August 24, 2020

The Mining sector in Mongolia has grown over the past 20 years. The latest official statistics revealed that there are 2,814 valid mineral licenses, of which 1,665 are mining licenses while 1,149 licenses are exploration licenses. Thus it was timely that Mandkhaitsetsen Urantulkhuur of Centre for Human Rights & Development (CHRD) in Mongolia has discussed the state of environment defenders against mining giants in their country in a webinar last June 5, 2020.

Entitled “The Global Mining Industry and People’s Resistance in the Time of COVID-19,” organized by International People’s Conference on Mining (IPCM), International League of People’s Struggle (ILPS) Commission 19, Asia Pacific Network of Environmental Defenders (APNED), Yes to Life No to Mining, and Asia Pacific Research Network (APRN) last June 5, 2020. Over 150 people took part in the webinar was has opened up a dialogue on issues stemming from large-scale mining in the country.

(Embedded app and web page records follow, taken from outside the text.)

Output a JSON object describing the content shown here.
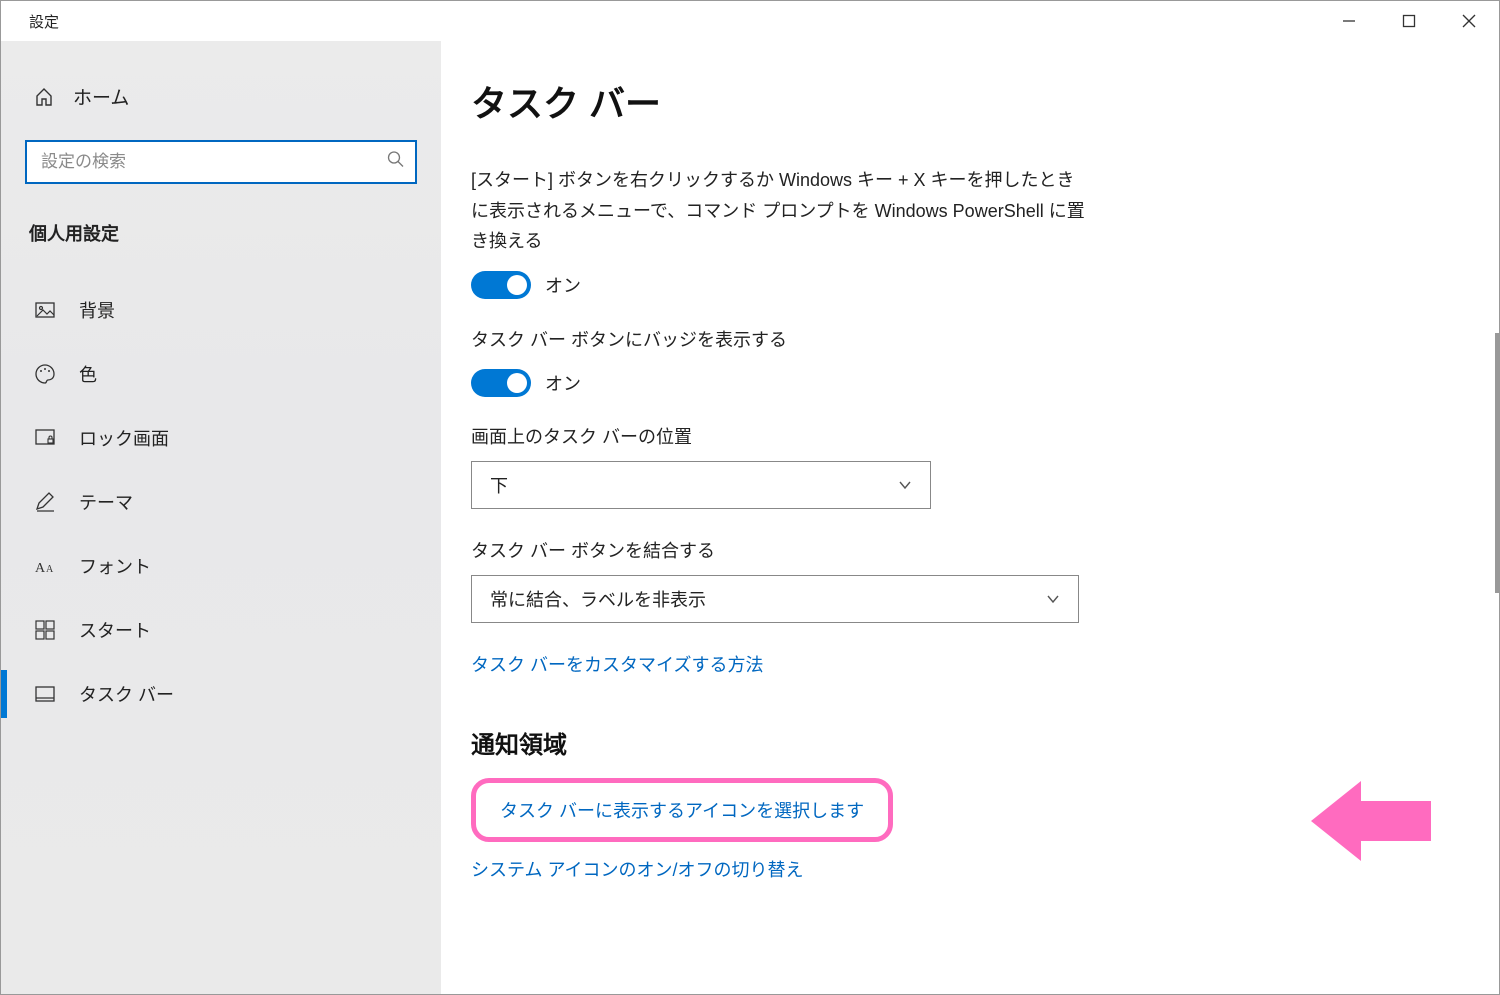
{
  "window": {
    "title": "設定"
  },
  "sidebar": {
    "home": "ホーム",
    "search_placeholder": "設定の検索",
    "section": "個人用設定",
    "items": [
      {
        "label": "背景",
        "icon": "picture-icon"
      },
      {
        "label": "色",
        "icon": "palette-icon"
      },
      {
        "label": "ロック画面",
        "icon": "lock-screen-icon"
      },
      {
        "label": "テーマ",
        "icon": "pencil-icon"
      },
      {
        "label": "フォント",
        "icon": "font-icon"
      },
      {
        "label": "スタート",
        "icon": "start-icon"
      },
      {
        "label": "タスク バー",
        "icon": "taskbar-icon"
      }
    ]
  },
  "main": {
    "title": "タスク バー",
    "setting1": {
      "desc": "[スタート] ボタンを右クリックするか Windows キー + X キーを押したときに表示されるメニューで、コマンド プロンプトを Windows PowerShell に置き換える",
      "state": "オン"
    },
    "setting2": {
      "desc": "タスク バー ボタンにバッジを表示する",
      "state": "オン"
    },
    "setting3": {
      "label": "画面上のタスク バーの位置",
      "value": "下"
    },
    "setting4": {
      "label": "タスク バー ボタンを結合する",
      "value": "常に結合、ラベルを非表示"
    },
    "customize_link": "タスク バーをカスタマイズする方法",
    "section2": {
      "heading": "通知領域",
      "link1": "タスク バーに表示するアイコンを選択します",
      "link2": "システム アイコンのオン/オフの切り替え"
    }
  }
}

In the webinar, Urantulkhuur revealed the worrying state of environmental destruction because of mining in Mongolia. She reported that 2,814 licenses occupy 7,457.9 thousand hectares of land or 4.8% of the total land of Mongolia while mining operations destroyed 35,250 hectares of land. The mining problem in Mongolia has also created a variety of social problems. Urantulkhuur explained that mining-related environmental destruction has led to a massive loss of pasture land is a major source of livelihood, thus forcing rural peoples to migrate to the city. Consequently, cases of human rights violations against environment defenders were monitored and documented.

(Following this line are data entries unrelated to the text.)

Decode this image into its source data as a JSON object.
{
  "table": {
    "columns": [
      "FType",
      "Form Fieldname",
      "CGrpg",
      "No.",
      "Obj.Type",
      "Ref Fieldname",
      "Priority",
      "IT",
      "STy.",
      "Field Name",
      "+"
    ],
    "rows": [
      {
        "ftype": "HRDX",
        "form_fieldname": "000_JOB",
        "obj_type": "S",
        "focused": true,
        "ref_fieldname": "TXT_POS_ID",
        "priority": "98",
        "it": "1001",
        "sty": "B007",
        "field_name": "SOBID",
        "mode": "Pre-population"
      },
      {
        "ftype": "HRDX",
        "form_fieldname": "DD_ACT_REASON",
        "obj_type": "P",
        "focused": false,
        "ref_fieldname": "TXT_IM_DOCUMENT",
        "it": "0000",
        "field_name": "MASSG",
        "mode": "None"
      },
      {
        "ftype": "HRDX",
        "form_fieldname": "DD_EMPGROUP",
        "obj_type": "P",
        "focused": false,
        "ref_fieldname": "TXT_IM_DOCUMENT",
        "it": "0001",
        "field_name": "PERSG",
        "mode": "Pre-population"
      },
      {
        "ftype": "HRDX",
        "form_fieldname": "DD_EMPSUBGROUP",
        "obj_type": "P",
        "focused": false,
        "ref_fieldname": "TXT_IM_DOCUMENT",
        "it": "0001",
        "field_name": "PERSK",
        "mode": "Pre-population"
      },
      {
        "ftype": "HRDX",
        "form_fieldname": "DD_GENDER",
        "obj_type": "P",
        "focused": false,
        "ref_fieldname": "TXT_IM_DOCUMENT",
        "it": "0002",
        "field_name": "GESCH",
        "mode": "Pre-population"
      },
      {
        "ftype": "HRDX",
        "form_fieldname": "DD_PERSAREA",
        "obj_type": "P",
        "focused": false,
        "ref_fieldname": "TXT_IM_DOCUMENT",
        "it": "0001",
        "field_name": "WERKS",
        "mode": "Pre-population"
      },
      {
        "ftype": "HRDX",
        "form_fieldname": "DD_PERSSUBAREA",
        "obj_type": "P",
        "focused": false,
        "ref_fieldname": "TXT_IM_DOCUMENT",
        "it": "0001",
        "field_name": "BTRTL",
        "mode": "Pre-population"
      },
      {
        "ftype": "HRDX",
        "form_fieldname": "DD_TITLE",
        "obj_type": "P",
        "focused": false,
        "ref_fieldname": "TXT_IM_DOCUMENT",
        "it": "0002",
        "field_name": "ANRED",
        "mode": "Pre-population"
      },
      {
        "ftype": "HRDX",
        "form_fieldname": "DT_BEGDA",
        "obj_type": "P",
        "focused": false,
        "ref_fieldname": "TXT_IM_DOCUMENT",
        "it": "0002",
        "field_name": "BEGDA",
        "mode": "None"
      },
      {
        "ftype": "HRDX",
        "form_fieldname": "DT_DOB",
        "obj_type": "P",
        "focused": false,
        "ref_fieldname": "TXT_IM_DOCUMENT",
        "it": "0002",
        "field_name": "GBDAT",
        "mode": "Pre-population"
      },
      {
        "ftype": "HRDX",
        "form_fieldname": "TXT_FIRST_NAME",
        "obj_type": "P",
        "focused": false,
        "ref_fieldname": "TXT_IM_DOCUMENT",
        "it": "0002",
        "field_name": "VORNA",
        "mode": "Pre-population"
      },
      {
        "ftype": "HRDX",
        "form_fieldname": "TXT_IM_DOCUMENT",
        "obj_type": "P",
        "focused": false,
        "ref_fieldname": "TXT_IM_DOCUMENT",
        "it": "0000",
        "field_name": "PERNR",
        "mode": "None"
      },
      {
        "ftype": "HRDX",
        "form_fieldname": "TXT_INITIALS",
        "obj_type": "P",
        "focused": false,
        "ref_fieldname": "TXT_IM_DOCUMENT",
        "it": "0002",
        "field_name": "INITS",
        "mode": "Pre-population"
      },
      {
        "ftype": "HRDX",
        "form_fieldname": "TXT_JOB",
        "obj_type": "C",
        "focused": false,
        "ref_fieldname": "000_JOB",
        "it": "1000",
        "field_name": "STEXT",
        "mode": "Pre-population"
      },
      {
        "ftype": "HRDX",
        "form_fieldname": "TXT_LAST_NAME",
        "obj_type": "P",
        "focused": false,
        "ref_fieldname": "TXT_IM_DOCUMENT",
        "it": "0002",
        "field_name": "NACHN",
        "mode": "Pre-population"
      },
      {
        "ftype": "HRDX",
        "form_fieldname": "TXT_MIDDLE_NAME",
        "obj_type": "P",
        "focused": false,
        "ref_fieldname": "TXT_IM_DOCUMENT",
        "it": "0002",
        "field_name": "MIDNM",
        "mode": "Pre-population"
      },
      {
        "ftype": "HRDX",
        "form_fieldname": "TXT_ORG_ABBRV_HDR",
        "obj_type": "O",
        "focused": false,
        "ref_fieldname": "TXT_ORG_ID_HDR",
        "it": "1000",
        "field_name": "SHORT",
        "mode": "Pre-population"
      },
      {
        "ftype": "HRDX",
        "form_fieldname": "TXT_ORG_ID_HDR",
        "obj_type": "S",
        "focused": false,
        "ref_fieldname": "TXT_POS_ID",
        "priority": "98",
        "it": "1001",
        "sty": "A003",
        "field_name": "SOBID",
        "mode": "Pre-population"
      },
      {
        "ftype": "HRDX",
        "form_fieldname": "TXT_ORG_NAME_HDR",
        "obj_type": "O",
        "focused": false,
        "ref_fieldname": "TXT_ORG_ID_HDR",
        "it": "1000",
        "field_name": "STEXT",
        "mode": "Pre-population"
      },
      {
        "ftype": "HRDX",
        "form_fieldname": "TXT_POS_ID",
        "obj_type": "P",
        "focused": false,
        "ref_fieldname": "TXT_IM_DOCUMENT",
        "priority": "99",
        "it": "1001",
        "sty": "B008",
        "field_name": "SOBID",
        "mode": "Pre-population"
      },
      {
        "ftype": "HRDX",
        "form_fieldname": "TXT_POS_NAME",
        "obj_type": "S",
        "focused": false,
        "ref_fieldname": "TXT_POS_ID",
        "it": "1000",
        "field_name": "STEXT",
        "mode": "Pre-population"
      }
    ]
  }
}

Up Against the Wall

The attacks against human rights in mining have victimized a wide range of personalities: from activists to members of civil society, from groups to individuals.  Urantulkhuur shared the case of young environmentalist lkhagvasumbere who demanded the cancellation of 20 mining licenses alongside the state protection of southern Gobi province, which is the only habitat for snow leopards. Strangers attacked him several times until his untimely death in 2015.  

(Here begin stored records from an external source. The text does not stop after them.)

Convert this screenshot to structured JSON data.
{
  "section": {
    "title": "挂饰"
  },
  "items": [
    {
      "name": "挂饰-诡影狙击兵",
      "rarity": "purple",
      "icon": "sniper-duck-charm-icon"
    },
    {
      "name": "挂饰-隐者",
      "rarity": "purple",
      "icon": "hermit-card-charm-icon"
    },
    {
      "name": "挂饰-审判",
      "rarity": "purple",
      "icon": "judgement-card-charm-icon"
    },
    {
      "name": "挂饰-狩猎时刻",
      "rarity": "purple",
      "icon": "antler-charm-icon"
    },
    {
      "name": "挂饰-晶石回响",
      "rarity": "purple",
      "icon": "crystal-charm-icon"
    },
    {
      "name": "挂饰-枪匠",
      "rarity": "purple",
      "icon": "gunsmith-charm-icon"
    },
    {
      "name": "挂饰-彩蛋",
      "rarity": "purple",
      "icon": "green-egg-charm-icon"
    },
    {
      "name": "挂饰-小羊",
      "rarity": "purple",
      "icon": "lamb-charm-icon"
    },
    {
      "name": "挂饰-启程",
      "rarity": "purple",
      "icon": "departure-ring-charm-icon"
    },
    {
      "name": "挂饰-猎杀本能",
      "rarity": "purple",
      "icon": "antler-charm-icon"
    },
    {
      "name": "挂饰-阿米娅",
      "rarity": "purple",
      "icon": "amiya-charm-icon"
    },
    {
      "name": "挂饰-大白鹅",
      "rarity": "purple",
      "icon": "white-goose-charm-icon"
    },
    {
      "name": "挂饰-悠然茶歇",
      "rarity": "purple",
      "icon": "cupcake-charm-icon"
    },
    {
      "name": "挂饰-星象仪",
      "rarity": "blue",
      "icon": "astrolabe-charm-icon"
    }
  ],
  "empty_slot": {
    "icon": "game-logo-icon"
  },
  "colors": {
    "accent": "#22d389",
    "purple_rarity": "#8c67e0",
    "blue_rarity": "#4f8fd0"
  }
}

Another case was on January 21, 2014 where five members of an environmental movement in Mongolia have been arrested during a protest against a revision of a law banning mining near river basins. The protesters were accused of having weapons in their possession and were sentenced to prison ranging from two to 21 years.

One recent case was in 2018 involving Mr. Tuvshinjargal Sambuu  and Ms. Mungunkhun Dulmaa. They are herders based in the Tsagaan-Ovoo Soum of Dornod Province. They are staunch critiques against the Canadian company Steppe Gold. It was reported that Mr. Sambuu was handcuffed and was forcefully put on the ground. They then beat him up by several people resulting in shoulder fracture. Ms. Dulmaa was recording the attack on her phone when the security guards ran after her.  She experienced sexual harassment in the hands of her attackers.

People’s Response to Mining

CHRD and civil society organizations (CSOs) in Mongolia have reinforced their human rights work to address the series of rights violations among environment defenders. They have organized several initiatives to maximize different platforms and public spaces available to push for reforms. One highlight that Urantulkhuur mentioned is their work on public interest litigation (PIL).

CHRD started PIL on mining-related cases in 2005 and since then carried out around 40 cases to protect the rights of local communities. They mostly relate the cases to a variety of issues concerning illegal licenses, inadequate environmental impact assessment, violation of water law, violation of environmental protection law leaving mines without rehabilitation, and the contamination of soil and water by toxic chemicals.  Urantulkhuur stressed that PIL is a strategic tool adopted by CHRD because it promotes the interests of all communities. CHRD worked on the court case to cancel two extraction licenses issued illegally on the Burenkhaan phosphate deposit in Khuvsgul aimag. They have successfully completed the case in 2014 after the court hearings.

Apart from PIL, Urantulkhuur also shared that advocacy work is just as important to undertake ecologically valuable lands into state protection. She discussed the public campaign in 11 soums of Dornod aimag (Eastern province) to consider 13 ecologically valuable lands into state protection. After five years of advocacy work, in 2019, the State Great Khural (Mongolian Parliament) issued a resolution to undertake those lands into state protection.

Marching forward

To close the discussion, Urantulkhuur shared the important lessons in the advocacy work and public campaigns. CHRD has maximized public spaces to raise public awareness on human rights violations. To do this effective, solidarity building and learning from and cooperating with international non-government organizations (INGOs) and regional CSOs because according to her numbers matter.

These efforts by CHRD have resulted in certain policy reforms. There were significant changes in mineral laws, environmental laws for access to information, participation, and justice, and open standing for NGOs on public interest cases. The CHRD is now lobbying for the law on protecting human rights defenders. They strongly recommend to the Mongolian government to strengthen the current draft of the Human Rights Defenders Protection Law in consultation with HRDs, especially those based in rural areas to create an enabling environment for women/human rights defenders.